Today Poynter.org announced that Investigative Reporters and Editors has recognized CNN’s coverage of the Benghazi attack on September 11, 2012, with an IRE Award (see a segment of the report above). As you might recall, the network had been criticized for some of the methods used in its reporting, which included entering the bombed compound and removing U.S. Ambassador J. Christopher Stevens’ journal from the scene (you can read about it here). Stevens and three others died in the attack.
In its announcement, IRE said of CNN’s coverage: “CNN correspondent Arwa Damon and photojournalist Sarmad Qaseera arrived quickly in Benghazi to find valuable clues in the wide-open but looted and burned ruins of the consulate.” While appropriating the journal in the way that CNN’s correspondent did might itself have amounted to looting, Washington Post columnist Erik Wemple sided with CNN, writing that “Journals enjoy an exalted cone of privacy among civilized people: Hands off. That cone shatters, of course, when we’re talking about the writings of an ambassador who’s been killed in a high-profile attack in a volatile foreign country. Reflections and information in the journal may be of immediate public interest, an imperative that steamrolls any considerations about privacy. Not only was CNN right to read and copy the journal, but also it was obligated by its newsgathering mission to do so.” By taking this position, Wemple cast his argument as a free press vs. government issue, since the State Department had a vested interest in what might have been written in the journal that cast a negative light on the security of the consulate.

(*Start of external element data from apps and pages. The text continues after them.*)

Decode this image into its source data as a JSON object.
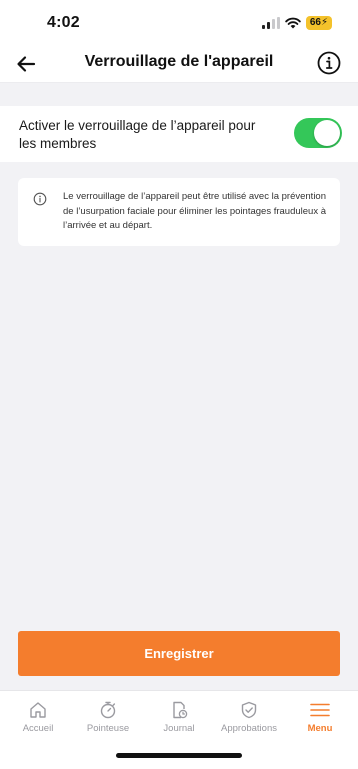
{
  "status_bar": {
    "time": "4:02",
    "battery": "66"
  },
  "header": {
    "title": "Verrouillage de l'appareil",
    "back_icon": "arrow-left-icon",
    "info_icon": "info-circle-icon"
  },
  "settings": {
    "device_lock_label": "Activer le verrouillage de l’appareil pour les membres",
    "device_lock_enabled": true
  },
  "info_card": {
    "text": "Le verrouillage de l’appareil peut être utilisé avec la prévention de l’usurpation faciale pour éliminer les pointages frauduleux à l’arrivée et au départ."
  },
  "actions": {
    "save_label": "Enregistrer"
  },
  "tab_bar": {
    "items": [
      {
        "label": "Accueil",
        "icon": "home-icon",
        "active": false
      },
      {
        "label": "Pointeuse",
        "icon": "stopwatch-icon",
        "active": false
      },
      {
        "label": "Journal",
        "icon": "timesheet-icon",
        "active": false
      },
      {
        "label": "Approbations",
        "icon": "shield-check-icon",
        "active": false
      },
      {
        "label": "Menu",
        "icon": "menu-icon",
        "active": true
      }
    ]
  },
  "colors": {
    "accent": "#f47d2d",
    "toggle_on": "#34c759",
    "battery": "#f4c22b"
  }
}
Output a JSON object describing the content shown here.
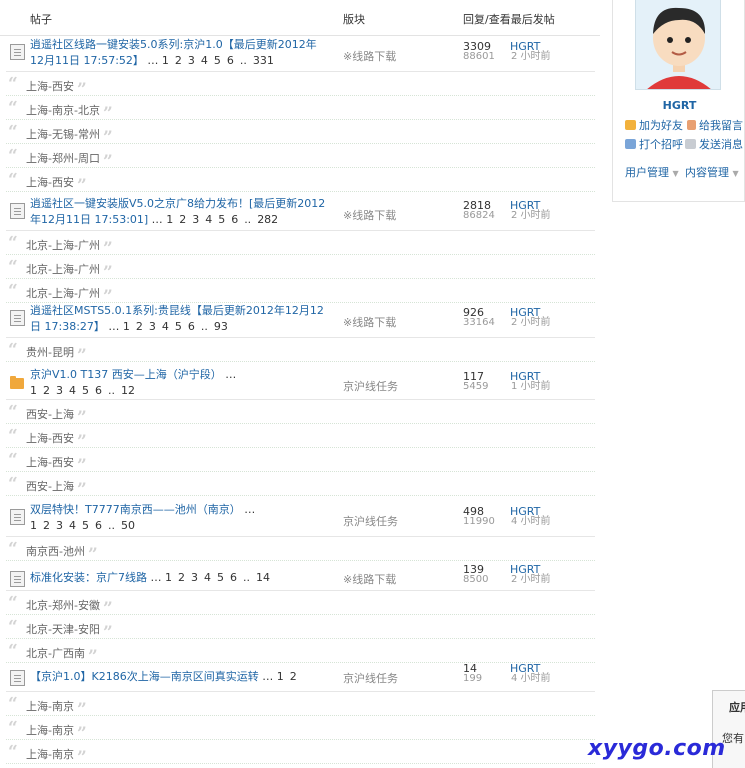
{
  "header": {
    "col_title": "帖子",
    "col_forum": "版块",
    "col_stats": "回复/查看最后发帖"
  },
  "threads": [
    {
      "icon": "document-icon",
      "title": "逍遥社区线路一键安装5.0系列:京沪1.0【最后更新2012年12月11日 17:57:52】",
      "pages": [
        "1",
        "2",
        "3",
        "4",
        "5",
        "6",
        "..",
        "331"
      ],
      "forum": "※线路下载",
      "replies": "3309",
      "views": "88601",
      "last_user": "HGRT",
      "last_time": "2 小时前",
      "subs": [
        "上海-西安",
        "上海-南京-北京",
        "上海-无锡-常州",
        "上海-郑州-周口",
        "上海-西安"
      ]
    },
    {
      "icon": "document-icon",
      "title": "逍遥社区一键安装版V5.0之京广8给力发布！[最后更新2012年12月11日 17:53:01]",
      "pages": [
        "1",
        "2",
        "3",
        "4",
        "5",
        "6",
        "..",
        "282"
      ],
      "forum": "※线路下载",
      "replies": "2818",
      "views": "86824",
      "last_user": "HGRT",
      "last_time": "2 小时前",
      "subs": [
        "北京-上海-广州",
        "北京-上海-广州",
        "北京-上海-广州"
      ]
    },
    {
      "icon": "document-icon",
      "title": "逍遥社区MSTS5.0.1系列:贵昆线【最后更新2012年12月12日 17:38:27】",
      "pages": [
        "1",
        "2",
        "3",
        "4",
        "5",
        "6",
        "..",
        "93"
      ],
      "forum": "※线路下载",
      "replies": "926",
      "views": "33164",
      "last_user": "HGRT",
      "last_time": "2 小时前",
      "subs": [
        "贵州-昆明"
      ]
    },
    {
      "icon": "folder-icon",
      "title": "京沪V1.0 T137 西安—上海（沪宁段）",
      "pages": [
        "1",
        "2",
        "3",
        "4",
        "5",
        "6",
        "..",
        "12"
      ],
      "forum": "京沪线任务",
      "replies": "117",
      "views": "5459",
      "last_user": "HGRT",
      "last_time": "1 小时前",
      "subs": [
        "西安-上海",
        "上海-西安",
        "上海-西安",
        "西安-上海"
      ]
    },
    {
      "icon": "document-icon",
      "title": "双层特快！T7777南京西——池州（南京）",
      "pages": [
        "1",
        "2",
        "3",
        "4",
        "5",
        "6",
        "..",
        "50"
      ],
      "forum": "京沪线任务",
      "replies": "498",
      "views": "11990",
      "last_user": "HGRT",
      "last_time": "4 小时前",
      "subs": [
        "南京西-池州"
      ]
    },
    {
      "icon": "document-icon",
      "title": "标准化安装：京广7线路",
      "pages": [
        "1",
        "2",
        "3",
        "4",
        "5",
        "6",
        "..",
        "14"
      ],
      "forum": "※线路下载",
      "replies": "139",
      "views": "8500",
      "last_user": "HGRT",
      "last_time": "2 小时前",
      "subs": [
        "北京-郑州-安徽",
        "北京-天津-安阳",
        "北京-广西南"
      ]
    },
    {
      "icon": "document-icon",
      "title": "【京沪1.0】K2186次上海—南京区间真实运转",
      "pages": [
        "1",
        "2"
      ],
      "forum": "京沪线任务",
      "replies": "14",
      "views": "199",
      "last_user": "HGRT",
      "last_time": "4 小时前",
      "subs": [
        "上海-南京",
        "上海-南京",
        "上海-南京"
      ]
    }
  ],
  "sidebar": {
    "username": "HGRT",
    "actions": {
      "add_friend": "加为好友",
      "leave_message": "给我留言",
      "greet": "打个招呼",
      "send_message": "发送消息"
    },
    "menus": {
      "user_manage": "用户管理",
      "content_manage": "内容管理"
    }
  },
  "popup": {
    "heading": "应用",
    "body": "您有"
  },
  "watermark": "xyygo.com",
  "colors": {
    "link": "#1f65a5",
    "meta": "#999999",
    "folder": "#f0a83c",
    "watermark": "#2a2ad8"
  }
}
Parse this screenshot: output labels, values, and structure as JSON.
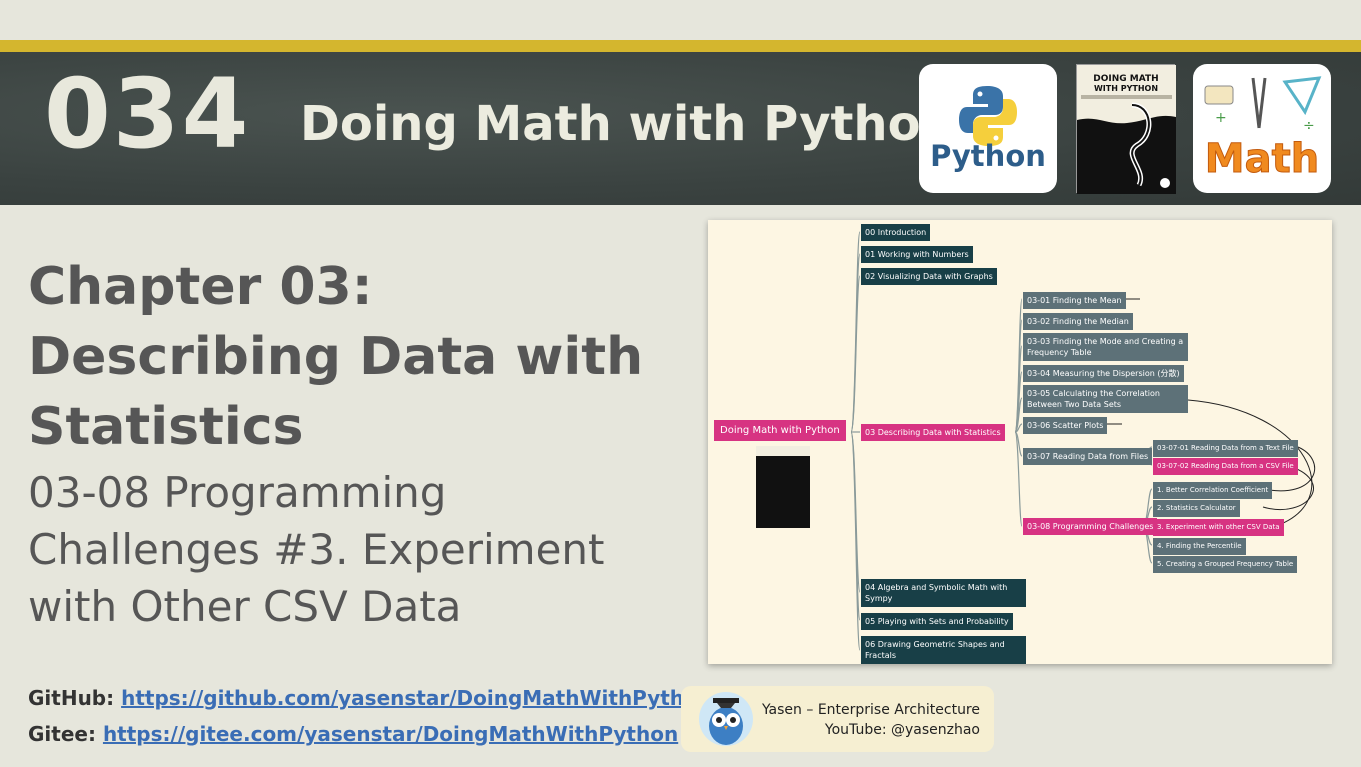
{
  "header": {
    "episode_number": "034",
    "title": "Doing Math with Python",
    "logos": {
      "python": {
        "label": "Python",
        "icon": "python-logo-icon"
      },
      "book": {
        "title": "DOING MATH WITH PYTHON",
        "icon": "book-cover-icon"
      },
      "math": {
        "label": "Math",
        "icon": "math-tools-icon"
      }
    }
  },
  "main": {
    "chapter_title": "Chapter 03: Describing Data with Statistics",
    "section_title": "03-08 Programming Challenges #3. Experiment with Other CSV Data"
  },
  "links": {
    "github_label": "GitHub:",
    "github_url": "https://github.com/yasenstar/DoingMathWithPython",
    "gitee_label": "Gitee:",
    "gitee_url": "https://gitee.com/yasenstar/DoingMathWithPython"
  },
  "mindmap": {
    "root": "Doing Math with Python",
    "chapters": [
      "00 Introduction",
      "01 Working with Numbers",
      "02 Visualizing Data with Graphs",
      "03 Describing Data with Statistics",
      "04 Algebra and Symbolic Math with Sympy",
      "05 Playing with Sets and Probability",
      "06 Drawing Geometric Shapes and Fractals"
    ],
    "ch03_sections": [
      "03-01 Finding the Mean",
      "03-02 Finding the Median",
      "03-03 Finding the Mode and Creating a Frequency Table",
      "03-04 Measuring the Dispersion (分散)",
      "03-05 Calculating the Correlation Between Two Data Sets",
      "03-06 Scatter Plots",
      "03-07 Reading Data from Files",
      "03-08 Programming Challenges"
    ],
    "ch03_07_items": [
      "03-07-01 Reading Data from a Text File",
      "03-07-02 Reading Data from a CSV File"
    ],
    "ch03_08_items": [
      "1. Better Correlation Coefficient",
      "2. Statistics Calculator",
      "3. Experiment with other CSV Data",
      "4. Finding the Percentile",
      "5. Creating a Grouped Frequency Table"
    ]
  },
  "brand": {
    "line1": "Yasen – Enterprise Architecture",
    "line2": "YouTube: @yasenzhao",
    "avatar_icon": "owl-avatar-icon"
  }
}
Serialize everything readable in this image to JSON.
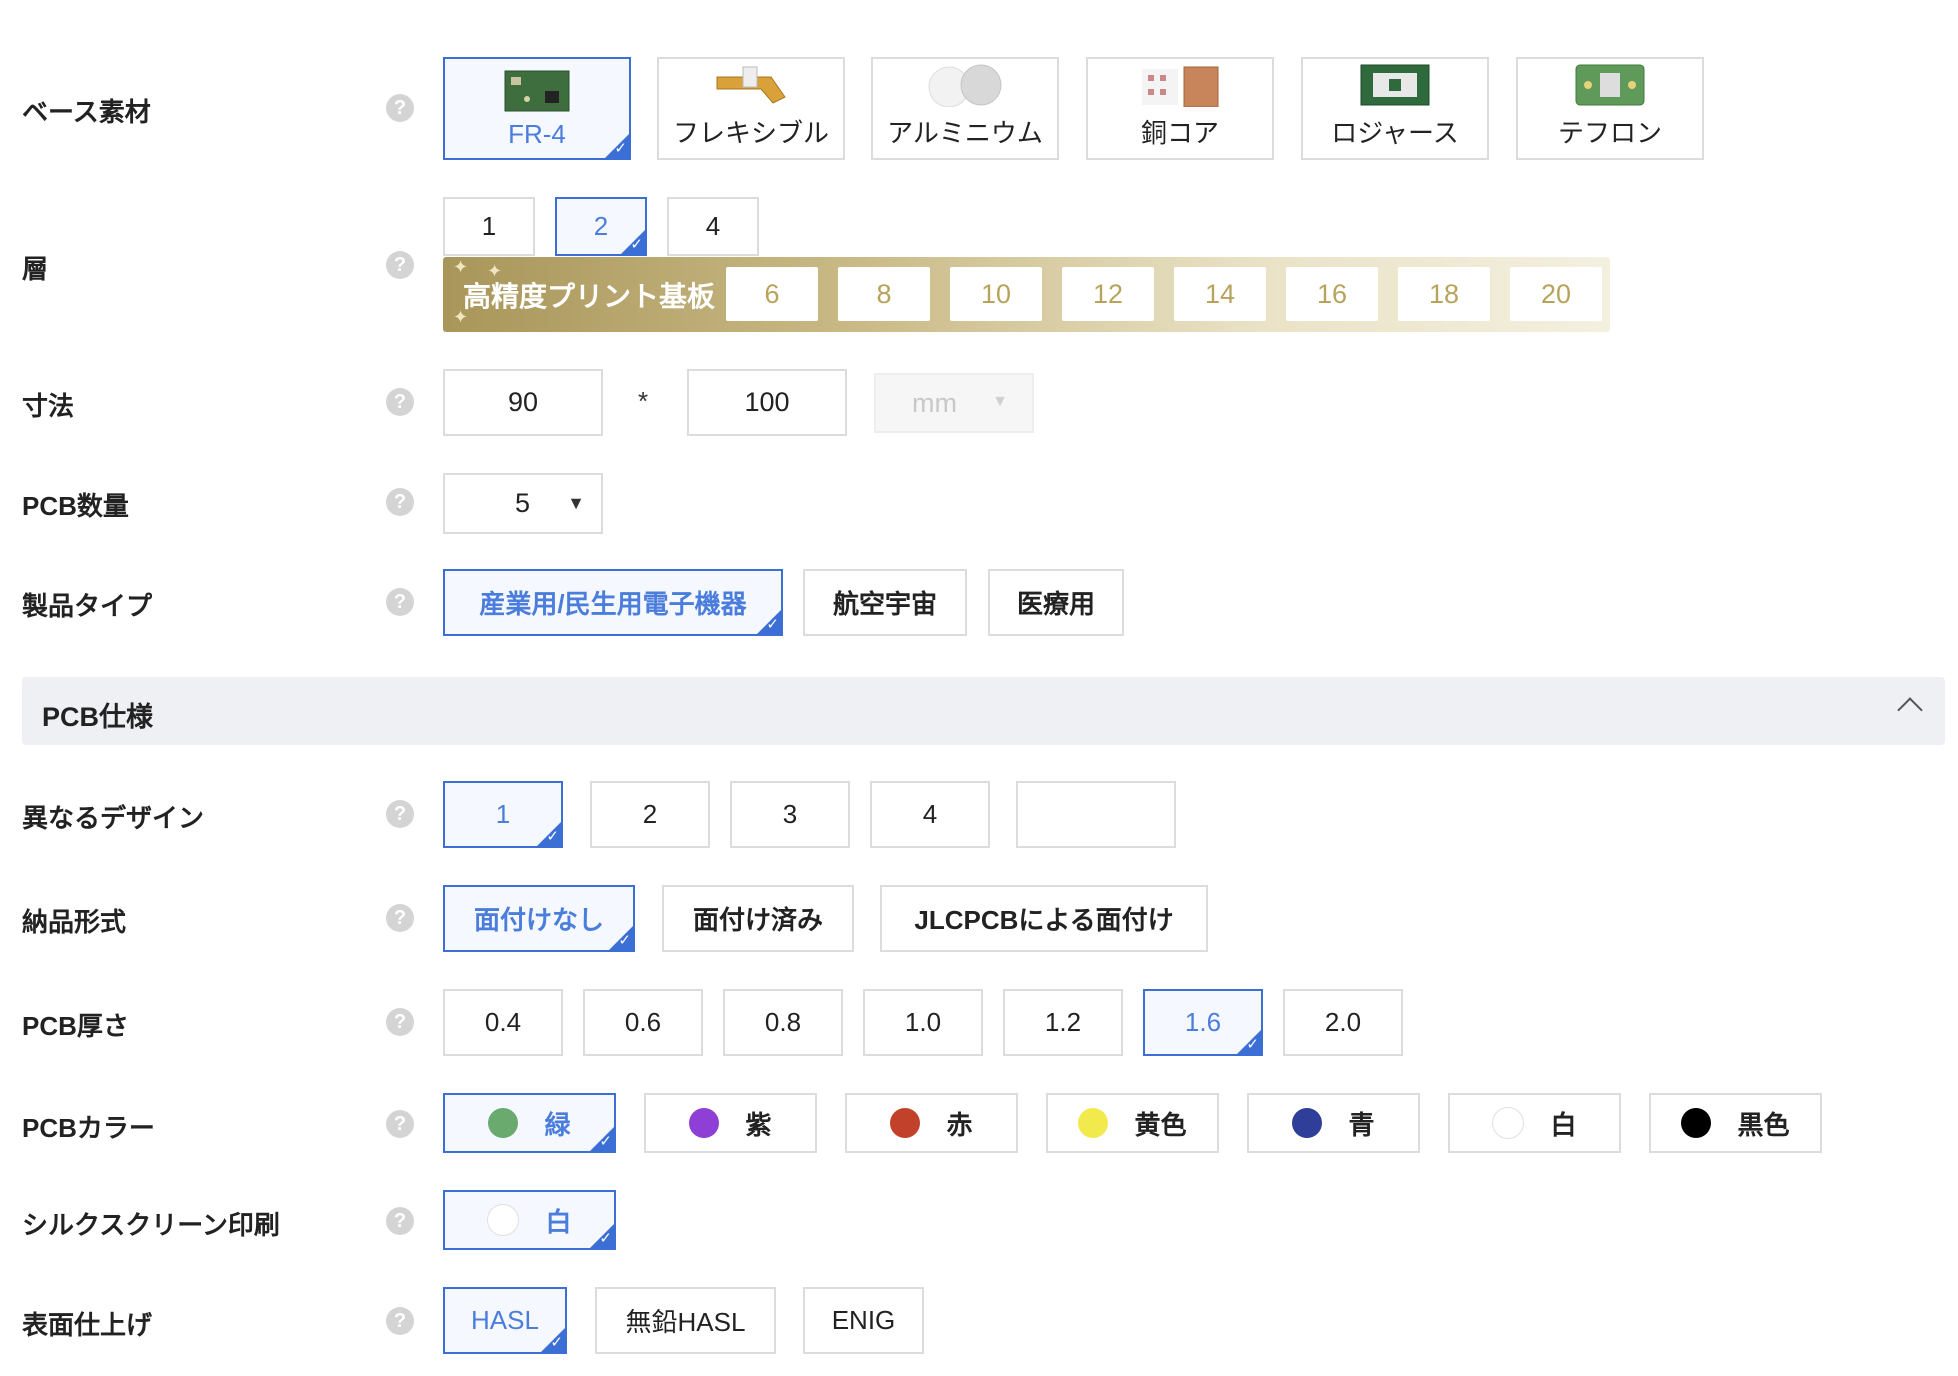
{
  "labels": {
    "base_material": "ベース素材",
    "layers": "層",
    "dimensions": "寸法",
    "pcb_qty": "PCB数量",
    "product_type": "製品タイプ",
    "different_design": "異なるデザイン",
    "delivery_format": "納品形式",
    "pcb_thickness": "PCB厚さ",
    "pcb_color": "PCBカラー",
    "silkscreen": "シルクスクリーン印刷",
    "surface_finish": "表面仕上げ"
  },
  "help_glyph": "?",
  "check_glyph": "✓",
  "base_material": {
    "options": [
      "FR-4",
      "フレキシブル",
      "アルミニウム",
      "銅コア",
      "ロジャース",
      "テフロン"
    ],
    "selected": "FR-4"
  },
  "layers": {
    "options": [
      "1",
      "2",
      "4"
    ],
    "selected": "2",
    "hdi_title": "高精度プリント基板",
    "hdi_options": [
      "6",
      "8",
      "10",
      "12",
      "14",
      "16",
      "18",
      "20"
    ],
    "sparkle": "✦"
  },
  "dimensions": {
    "width": "90",
    "separator": "*",
    "height": "100",
    "unit": "mm",
    "unit_arrow": "▼"
  },
  "pcb_qty": {
    "value": "5",
    "arrow": "▼"
  },
  "product_type": {
    "options": [
      "産業用/民生用電子機器",
      "航空宇宙",
      "医療用"
    ],
    "selected": "産業用/民生用電子機器"
  },
  "section": {
    "title": "PCB仕様",
    "state": "expanded"
  },
  "different_design": {
    "options": [
      "1",
      "2",
      "3",
      "4",
      ""
    ],
    "selected": "1"
  },
  "delivery_format": {
    "options": [
      "面付けなし",
      "面付け済み",
      "JLCPCBによる面付け"
    ],
    "selected": "面付けなし"
  },
  "pcb_thickness": {
    "options": [
      "0.4",
      "0.6",
      "0.8",
      "1.0",
      "1.2",
      "1.6",
      "2.0"
    ],
    "selected": "1.6"
  },
  "pcb_color": {
    "options": [
      {
        "label": "緑",
        "color": "#6aaa6e"
      },
      {
        "label": "紫",
        "color": "#8e3fd6"
      },
      {
        "label": "赤",
        "color": "#c2412a"
      },
      {
        "label": "黄色",
        "color": "#f2ea4c"
      },
      {
        "label": "青",
        "color": "#2e3e99"
      },
      {
        "label": "白",
        "color": "#ffffff"
      },
      {
        "label": "黒色",
        "color": "#000000"
      }
    ],
    "selected": "緑"
  },
  "silkscreen": {
    "options": [
      {
        "label": "白",
        "color": "#ffffff"
      }
    ],
    "selected": "白"
  },
  "surface_finish": {
    "options": [
      "HASL",
      "無鉛HASL",
      "ENIG"
    ],
    "selected": "HASL"
  },
  "colors": {
    "accent": "#3b6fd6",
    "hdi_gold": "#b8a35c"
  }
}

I don’t see it that way. I agree that the attack on the consulate was “of immediate public interest;” but did that trump privacy considerations, or at least handling Stevens’ family with more dignity? According to Wemple, “The family of the late ambassador had requested that CNN not issue any reports based on the journal — or even reference its existence — before the family consented.” And CNN had apparently agreed to abide by their wishes. But when CNN’s Anderson Cooper aired the report, it was ostensibly the journal that was referenced as his primary “source.” Said Cooper: “A source familiar with Ambassador Stevens’ thinking said in the months before his death, he talked about being worried about what he called the never-ending security threats, specifically in Benghazi. The source [is] telling us that the ambassador specifically mentioned the rise in Islamic extremism, the growing al-Qaeda presence in Libya, and said that he was on an al-Qaeda hit list.”
Wemple’s and CNN’s strident, damn-the-torpedoes approach toward news gathering is based on an overwhelming case of public interest, a case that “steamrolls any considerations about privacy.” If there were security problems at the consulate that went unaddressed and that resulted in the deaths of four Americans, the public certainly deserves to know about them, particularly if the State Department is either incapable of, or unwilling, to do so. On the other hand, Wemple and CNN should at the least admit that CNN was on thin moral ice in this case, particularly in how it obtained the journal and in how it seemed to have treated Stevens’ family. In the end, to me this was an ethical close call and it should have been noted as such. The fact that it wasn’t (by Wemple at least) seems almost as troubling as CNN’s actions themselves.
IRE, of course, has every right to recognize the reporting of whomever they want. But rewarding the ethically suspicious actions of CNN does nothing to further the cause of journalism ethics and to encourage reporters to exemplify the sort of moral character that truly is deserving of recognition.